The top five guys on the list are a different story. No. 1, Andrew Philip Kehoe, murdered 38 children with an explosive blast. No. 2, Seung-Hui Cho, killed 30 people in 11 minutes at Virginia Tech, using 174 rounds. No. 3, Lanza, killed 20 kids and six adults in 10 minutes, using what we’ve ballparked as 200 rounds. No. 4, Thomas Hamilton, murdered 16 children and a teacher at Dunblane Primary School in Scotland by firing 105 rounds in three to four minutes. No. 5, Robert Steinhauser, dispatched 13 teachers, two students, and a cop with 71 rounds in 10 minutes.
For these five, the math looks different. The shooters fired, on average, slightly more than 17 rounds per minute. (I’m setting aside Kehoe, whose 38 simultaneous casualties would inflate the kill rate.) These men weren’t looking for drawn-out terror. They were trying to inflict as much lethal damage as possible. They were volume killers. They racked up grotesque body counts not through superior accuracy or by having more time, but by spraying more metal. The 10 or 11 bullets Lanza pumped into some of his victims tells you all you need to know.

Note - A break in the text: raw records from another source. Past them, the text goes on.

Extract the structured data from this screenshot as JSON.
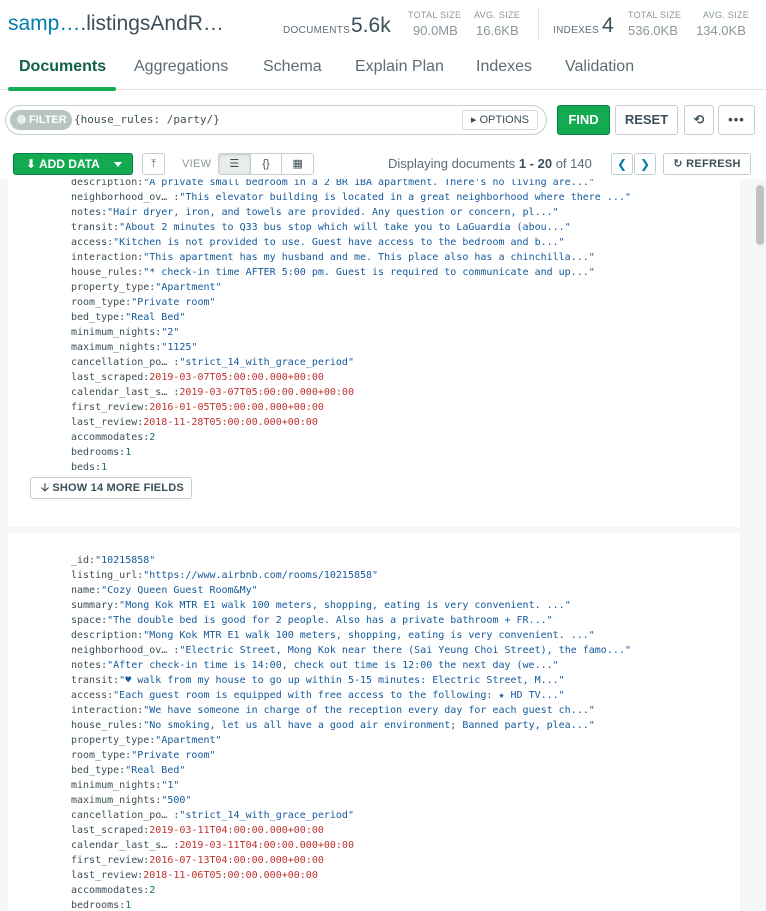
{
  "header": {
    "namespace_db": "samp…",
    "namespace_coll": ".listingsAndR…",
    "documents_label": "DOCUMENTS",
    "documents_count": "5.6k",
    "doc_total_size_label": "TOTAL SIZE",
    "doc_total_size": "90.0MB",
    "doc_avg_size_label": "AVG. SIZE",
    "doc_avg_size": "16.6KB",
    "indexes_label": "INDEXES",
    "indexes_count": "4",
    "idx_total_size_label": "TOTAL SIZE",
    "idx_total_size": "536.0KB",
    "idx_avg_size_label": "AVG. SIZE",
    "idx_avg_size": "134.0KB"
  },
  "tabs": [
    "Documents",
    "Aggregations",
    "Schema",
    "Explain Plan",
    "Indexes",
    "Validation"
  ],
  "query": {
    "filter_label": "FILTER",
    "filter_value": "{house_rules: /party/}",
    "options_label": "OPTIONS",
    "find_label": "FIND",
    "reset_label": "RESET",
    "more_label": "•••"
  },
  "controls": {
    "add_data_label": "ADD DATA",
    "view_label": "VIEW",
    "displaying_prefix": "Displaying documents",
    "range": "1 - 20",
    "of_label": "of",
    "total": "140",
    "refresh_label": "REFRESH"
  },
  "documents": [
    {
      "fields": [
        {
          "k": "description:",
          "v": "\"A private small bedroom in a 2 BR 1BA apartment. There's no living are...\"",
          "t": "str"
        },
        {
          "k": "neighborhood_ov… :",
          "v": "\"This elevator building is located in a great neighborhood where there ...\"",
          "t": "str"
        },
        {
          "k": "notes:",
          "v": "\"Hair dryer, iron, and towels are provided. Any question or concern, pl...\"",
          "t": "str"
        },
        {
          "k": "transit:",
          "v": "\"About 2 minutes to Q33 bus stop which will take you to LaGuardia (abou...\"",
          "t": "str"
        },
        {
          "k": "access:",
          "v": "\"Kitchen is not provided to use. Guest have access to the bedroom and b...\"",
          "t": "str"
        },
        {
          "k": "interaction:",
          "v": "\"This apartment has my husband and me. This place also has a chinchilla...\"",
          "t": "str"
        },
        {
          "k": "house_rules:",
          "v": "\"* check-in time AFTER 5:00 pm. Guest is required to communicate and up...\"",
          "t": "str"
        },
        {
          "k": "property_type:",
          "v": "\"Apartment\"",
          "t": "str"
        },
        {
          "k": "room_type:",
          "v": "\"Private room\"",
          "t": "str"
        },
        {
          "k": "bed_type:",
          "v": "\"Real Bed\"",
          "t": "str"
        },
        {
          "k": "minimum_nights:",
          "v": "\"2\"",
          "t": "str"
        },
        {
          "k": "maximum_nights:",
          "v": "\"1125\"",
          "t": "str"
        },
        {
          "k": "cancellation_po… :",
          "v": "\"strict_14_with_grace_period\"",
          "t": "str"
        },
        {
          "k": "last_scraped:",
          "v": "2019-03-07T05:00:00.000+00:00",
          "t": "date"
        },
        {
          "k": "calendar_last_s… :",
          "v": "2019-03-07T05:00:00.000+00:00",
          "t": "date"
        },
        {
          "k": "first_review:",
          "v": "2016-01-05T05:00:00.000+00:00",
          "t": "date"
        },
        {
          "k": "last_review:",
          "v": "2018-11-28T05:00:00.000+00:00",
          "t": "date"
        },
        {
          "k": "accommodates:",
          "v": "2",
          "t": "num"
        },
        {
          "k": "bedrooms:",
          "v": "1",
          "t": "num"
        },
        {
          "k": "beds:",
          "v": "1",
          "t": "num"
        }
      ],
      "show_more_label": "SHOW 14 MORE FIELDS"
    },
    {
      "fields": [
        {
          "k": "_id:",
          "v": "\"10215858\"",
          "t": "str"
        },
        {
          "k": "listing_url:",
          "v": "\"https://www.airbnb.com/rooms/10215858\"",
          "t": "str"
        },
        {
          "k": "name:",
          "v": "\"Cozy Queen Guest Room&My\"",
          "t": "str"
        },
        {
          "k": "summary:",
          "v": "\"Mong Kok MTR E1 walk 100 meters, shopping, eating is very convenient. ...\"",
          "t": "str"
        },
        {
          "k": "space:",
          "v": "\"The double bed is good for 2 people.  Also has a private bathroom + FR...\"",
          "t": "str"
        },
        {
          "k": "description:",
          "v": "\"Mong Kok MTR E1 walk 100 meters, shopping, eating is very convenient. ...\"",
          "t": "str"
        },
        {
          "k": "neighborhood_ov… :",
          "v": "\"Electric Street, Mong Kok near there (Sai Yeung Choi Street), the famo...\"",
          "t": "str"
        },
        {
          "k": "notes:",
          "v": "\"After check-in time is 14:00, check out time is 12:00 the next day (we...\"",
          "t": "str"
        },
        {
          "k": "transit:",
          "v": "\"♥ walk from my house to go up within 5-15 minutes:  Electric Street, M...\"",
          "t": "str"
        },
        {
          "k": "access:",
          "v": "\"Each guest room is equipped with free access to the following: ★ HD TV...\"",
          "t": "str"
        },
        {
          "k": "interaction:",
          "v": "\"We have someone in charge of the reception every day for each guest ch...\"",
          "t": "str"
        },
        {
          "k": "house_rules:",
          "v": "\"No smoking, let us all have a good air environment; Banned party, plea...\"",
          "t": "str"
        },
        {
          "k": "property_type:",
          "v": "\"Apartment\"",
          "t": "str"
        },
        {
          "k": "room_type:",
          "v": "\"Private room\"",
          "t": "str"
        },
        {
          "k": "bed_type:",
          "v": "\"Real Bed\"",
          "t": "str"
        },
        {
          "k": "minimum_nights:",
          "v": "\"1\"",
          "t": "str"
        },
        {
          "k": "maximum_nights:",
          "v": "\"500\"",
          "t": "str"
        },
        {
          "k": "cancellation_po… :",
          "v": "\"strict_14_with_grace_period\"",
          "t": "str"
        },
        {
          "k": "last_scraped:",
          "v": "2019-03-11T04:00:00.000+00:00",
          "t": "date"
        },
        {
          "k": "calendar_last_s… :",
          "v": "2019-03-11T04:00:00.000+00:00",
          "t": "date"
        },
        {
          "k": "first_review:",
          "v": "2016-07-13T04:00:00.000+00:00",
          "t": "date"
        },
        {
          "k": "last_review:",
          "v": "2018-11-06T05:00:00.000+00:00",
          "t": "date"
        },
        {
          "k": "accommodates:",
          "v": "2",
          "t": "num"
        },
        {
          "k": "bedrooms:",
          "v": "1",
          "t": "num"
        }
      ]
    }
  ],
  "colors": {
    "accent_green": "#13aa52",
    "active_tab": "#116149",
    "string_value": "#145a9c",
    "date_value": "#c0332e",
    "number_value": "#12736b"
  }
}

Leisure killers are a complex problem. They need to be identified earlier, treated or incarcerated, and kept away from weapons. What I want to highlight here is the volume killers. They inflict, on average, more than twice as many fatalities per attack as the leisure killers do. And they accomplish this primarily by shooting faster. We need to disrupt them and slow them down.
If we don’t, the toll from mass murders could grow much worse. When you see Newtown, Dunblane, and Virginia Tech atop the table of school shootings, they look as though they’re the worst-case scenarios. They aren't. Lanza, carrying hundreds of rounds, was interrupted by first responders after 10 minutes. Cho, armed with nearly 400 rounds, was halted by police after 11 minutes. Hamilton, carrying more than 700 rounds, shot himself, for unknown reasons, within four minutes. What if they hadn’t been stopped? What if they’d had the same time the leisure killers got? How many kids would have left Dunblane or Sandy Hook alive?
I don’t have a ready solution to this problem. We could restrict magazines to a modest capacity so that shooters would at least have to reload or change weapons, giving their prey a chance. We could restrict the factory-set rate of fire and hope that not every bad guy figures out how to upgrade it. We could train and arm more security officers or citizens to intervene, possibly limiting the damage. But one way or another, we’d better start moving. Because Sandy Hook, for all its horror, wasn’t the worst thing a monster could do to a building full of children. It was just a bloodier warning.
William Saletan's latest short takes on the news, via Twitter:
TODAY IN SLATE
False rape accusations exist, and they are a serious problem.
Scotland Votes to Remain in U.K.
There’s a Way to Keep Ex-Cons Out of Prison That Pays for Itself. Why Don’t More States Use It?
The Music Industry Is Ignoring Some of the Best Black Women Singing R&B
Can Democrats Keep Counting on Republicans to Offend Women as a Campaign Strategy?
Theo’s Joint and Vanessa’s Whiskey
No sitcom did the “Very Special Episode” as well as The Cosby Show.
The Other Huxtable Effect
Thirty years ago, The Cosby Show gave us one of TV’s great feminists.